The LP85 has a 2,000mAh battery. Vissles says that it will last four days without the backlight. I have a Bluetooth mouse that lasts weeks on a single charge. I suspect that the lasers under every key are hard on the battery. I did not let it run on battery, myself, I kept it plugged in via the USB cable. There is a switch on the back of the keyboard that can be used to select the connection mode.
My Bluetooth mouse, like many nowadays, has a switch on it that enables pairing with two different devices. LP85 does the same thing, but a little bit differently. Pairing is initiated by pressing Fn+P. However, the LP85 allows for three paired devices. By pressing Fn in conjunction with Q, W, or E, you can switch between pairings. So, you can essentially have a device paired to Q, the default setting, and an additional device paired to W and E, respectively. It’s not all intuitively controlled, but it’s very simple. And for those that only pair rarely, using the P key for pairing is very straightforward.
Since the world has synchronously shifted its focus away from trivial things like climate change and equitable economic development to more important goals like putting RGB LEDs into almost everything and enlisting rockets to lift billionaires into space so they can look further down their noses at the rest of us, it comes as no surprise that the LP85 comes with some mission-to-Mars worthy flickering LED goodness.
The LP85 has an absolutely wonderful array of LEDs backlighting the keycaps with very little light bleeding out from around the keycaps. LEDs have excellent color saturation and brightness. My CoolerMaster Master Keys Lite, which comes as a budget keyboard-mouse combo package, has LED backlighting, but the colors are washed out with little saturation to the color.
The backlighting also bleeds all around the keys, which can look very nice when you have a single color, but any polychromatic setting causes the light to mix. LP85, though, does not have these issues. The colors do not interfere from one key to the next. The color saturation and isolation make the key labels really pop out.

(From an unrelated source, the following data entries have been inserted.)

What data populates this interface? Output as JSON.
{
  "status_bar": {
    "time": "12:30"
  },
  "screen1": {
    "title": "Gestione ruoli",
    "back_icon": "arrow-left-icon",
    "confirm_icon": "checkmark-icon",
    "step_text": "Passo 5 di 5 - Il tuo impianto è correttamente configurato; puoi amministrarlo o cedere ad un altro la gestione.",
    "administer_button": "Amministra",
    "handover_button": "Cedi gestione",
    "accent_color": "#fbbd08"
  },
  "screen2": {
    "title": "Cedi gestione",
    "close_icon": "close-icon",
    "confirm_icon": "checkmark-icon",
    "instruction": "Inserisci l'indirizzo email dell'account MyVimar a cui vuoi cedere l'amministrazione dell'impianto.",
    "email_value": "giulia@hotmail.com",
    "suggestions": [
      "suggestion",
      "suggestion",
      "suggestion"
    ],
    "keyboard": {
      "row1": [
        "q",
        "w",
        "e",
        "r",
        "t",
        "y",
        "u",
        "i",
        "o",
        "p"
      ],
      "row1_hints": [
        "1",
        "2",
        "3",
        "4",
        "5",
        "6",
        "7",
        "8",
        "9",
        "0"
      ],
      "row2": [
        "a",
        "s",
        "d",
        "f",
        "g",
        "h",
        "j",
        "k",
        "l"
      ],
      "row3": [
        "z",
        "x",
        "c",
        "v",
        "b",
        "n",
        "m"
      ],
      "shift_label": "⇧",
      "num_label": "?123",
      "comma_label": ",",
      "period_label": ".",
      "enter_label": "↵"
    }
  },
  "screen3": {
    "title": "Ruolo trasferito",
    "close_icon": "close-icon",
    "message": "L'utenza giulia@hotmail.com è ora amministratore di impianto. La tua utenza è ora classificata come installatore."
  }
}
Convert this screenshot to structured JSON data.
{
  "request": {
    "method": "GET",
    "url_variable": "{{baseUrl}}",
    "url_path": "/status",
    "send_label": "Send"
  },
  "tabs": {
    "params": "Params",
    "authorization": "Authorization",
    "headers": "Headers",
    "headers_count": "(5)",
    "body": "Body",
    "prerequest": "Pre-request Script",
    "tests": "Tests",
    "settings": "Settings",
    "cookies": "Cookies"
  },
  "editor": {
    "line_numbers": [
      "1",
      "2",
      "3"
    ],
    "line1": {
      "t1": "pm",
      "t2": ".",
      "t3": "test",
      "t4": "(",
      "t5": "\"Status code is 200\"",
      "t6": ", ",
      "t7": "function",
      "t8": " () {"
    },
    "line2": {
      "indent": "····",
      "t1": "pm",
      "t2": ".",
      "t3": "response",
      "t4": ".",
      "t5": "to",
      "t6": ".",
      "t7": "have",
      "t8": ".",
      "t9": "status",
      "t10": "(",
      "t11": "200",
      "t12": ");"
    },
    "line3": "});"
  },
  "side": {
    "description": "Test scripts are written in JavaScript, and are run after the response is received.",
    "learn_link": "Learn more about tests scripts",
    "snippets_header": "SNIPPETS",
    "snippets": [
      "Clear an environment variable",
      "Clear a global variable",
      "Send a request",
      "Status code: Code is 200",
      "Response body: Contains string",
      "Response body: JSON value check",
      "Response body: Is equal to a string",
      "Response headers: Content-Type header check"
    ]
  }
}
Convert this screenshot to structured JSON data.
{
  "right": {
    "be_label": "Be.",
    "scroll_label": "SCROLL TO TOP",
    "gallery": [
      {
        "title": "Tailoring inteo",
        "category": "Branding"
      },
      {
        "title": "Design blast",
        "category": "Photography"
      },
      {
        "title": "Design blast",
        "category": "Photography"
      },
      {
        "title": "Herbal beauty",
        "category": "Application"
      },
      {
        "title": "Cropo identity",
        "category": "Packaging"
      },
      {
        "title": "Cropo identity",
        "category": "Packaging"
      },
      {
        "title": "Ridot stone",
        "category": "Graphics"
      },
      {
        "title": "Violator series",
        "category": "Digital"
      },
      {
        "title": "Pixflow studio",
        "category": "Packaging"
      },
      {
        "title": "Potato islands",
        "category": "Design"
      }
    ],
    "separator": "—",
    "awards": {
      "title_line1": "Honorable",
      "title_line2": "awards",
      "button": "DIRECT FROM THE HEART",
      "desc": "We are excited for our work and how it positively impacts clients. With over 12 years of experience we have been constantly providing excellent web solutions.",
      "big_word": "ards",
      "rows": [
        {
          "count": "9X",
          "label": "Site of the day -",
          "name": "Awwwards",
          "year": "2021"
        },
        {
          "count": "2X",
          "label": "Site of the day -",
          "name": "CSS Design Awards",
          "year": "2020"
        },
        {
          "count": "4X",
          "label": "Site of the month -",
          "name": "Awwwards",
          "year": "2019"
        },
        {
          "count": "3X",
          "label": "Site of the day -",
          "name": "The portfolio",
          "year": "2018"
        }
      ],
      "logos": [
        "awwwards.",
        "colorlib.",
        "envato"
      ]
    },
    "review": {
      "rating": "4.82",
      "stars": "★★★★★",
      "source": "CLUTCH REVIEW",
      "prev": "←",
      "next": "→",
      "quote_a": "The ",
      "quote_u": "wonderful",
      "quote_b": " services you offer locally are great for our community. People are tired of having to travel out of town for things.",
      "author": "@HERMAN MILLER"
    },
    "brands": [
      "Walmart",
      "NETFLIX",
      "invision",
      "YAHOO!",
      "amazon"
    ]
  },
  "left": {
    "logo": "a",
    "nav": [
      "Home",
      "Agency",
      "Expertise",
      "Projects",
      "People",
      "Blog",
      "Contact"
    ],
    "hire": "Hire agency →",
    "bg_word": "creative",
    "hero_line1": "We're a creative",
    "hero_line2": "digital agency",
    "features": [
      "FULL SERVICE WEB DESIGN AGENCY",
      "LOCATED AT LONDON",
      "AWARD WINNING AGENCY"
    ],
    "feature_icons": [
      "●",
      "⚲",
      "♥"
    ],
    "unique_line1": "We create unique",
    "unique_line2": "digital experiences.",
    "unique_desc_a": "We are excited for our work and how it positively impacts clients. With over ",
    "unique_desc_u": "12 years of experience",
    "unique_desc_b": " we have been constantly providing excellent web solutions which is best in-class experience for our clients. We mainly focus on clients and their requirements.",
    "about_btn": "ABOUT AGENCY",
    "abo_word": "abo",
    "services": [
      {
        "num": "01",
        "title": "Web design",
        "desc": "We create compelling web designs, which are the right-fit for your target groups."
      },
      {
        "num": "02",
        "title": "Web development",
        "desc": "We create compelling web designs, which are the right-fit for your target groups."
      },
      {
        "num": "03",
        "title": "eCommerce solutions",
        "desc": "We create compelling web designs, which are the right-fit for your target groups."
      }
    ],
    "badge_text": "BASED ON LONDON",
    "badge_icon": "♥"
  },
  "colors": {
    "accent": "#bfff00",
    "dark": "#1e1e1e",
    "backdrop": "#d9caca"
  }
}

There are 19 different lighting animations that are configurable as polychromatic or single color, as well as the level of brightness, and interestingly, you can reverse the direction of the animation. The LP85 doesn’t allow for tuning of a specific color, you must pick from the presets. However, between the 19 animation modes, animation reversal, the nine color modes (eight colors plus polychromatic), and the animation speed adjustment, you’ll be hard-pressed to find something you don’t like, even if that’s a static backlight or no backlighting at all.
The backlight animation that I really enjoy is one that lights up all of the keys in a pulse that fades away, but all keys pulse at different times, and each pulse brings a new color. It makes for a fairly random key and color combination that is quite mesmerizing.
There doesn’t appear to be any software for configuring the backlight or any other functionality. This isn’t surprising as many manufacturers have options for the same “driverless” RGB LED experience. I personally think that a combination of software and driverless control would allow for maximum flexibility and minimum dependency, which would be ideal.
I’m quite impressed with this keyboard. I don’t think it would ever be my daily driver because the layout doesn’t align with my preferences. But it is certainly a nice keyboard and I think that I would accept the layout over a less satisfying typing experience on a Windows targeted keyboard. The Vissles LP85 offers an interesting variety of features for a keyboard and feels, to me, like a quality product that many will appreciate.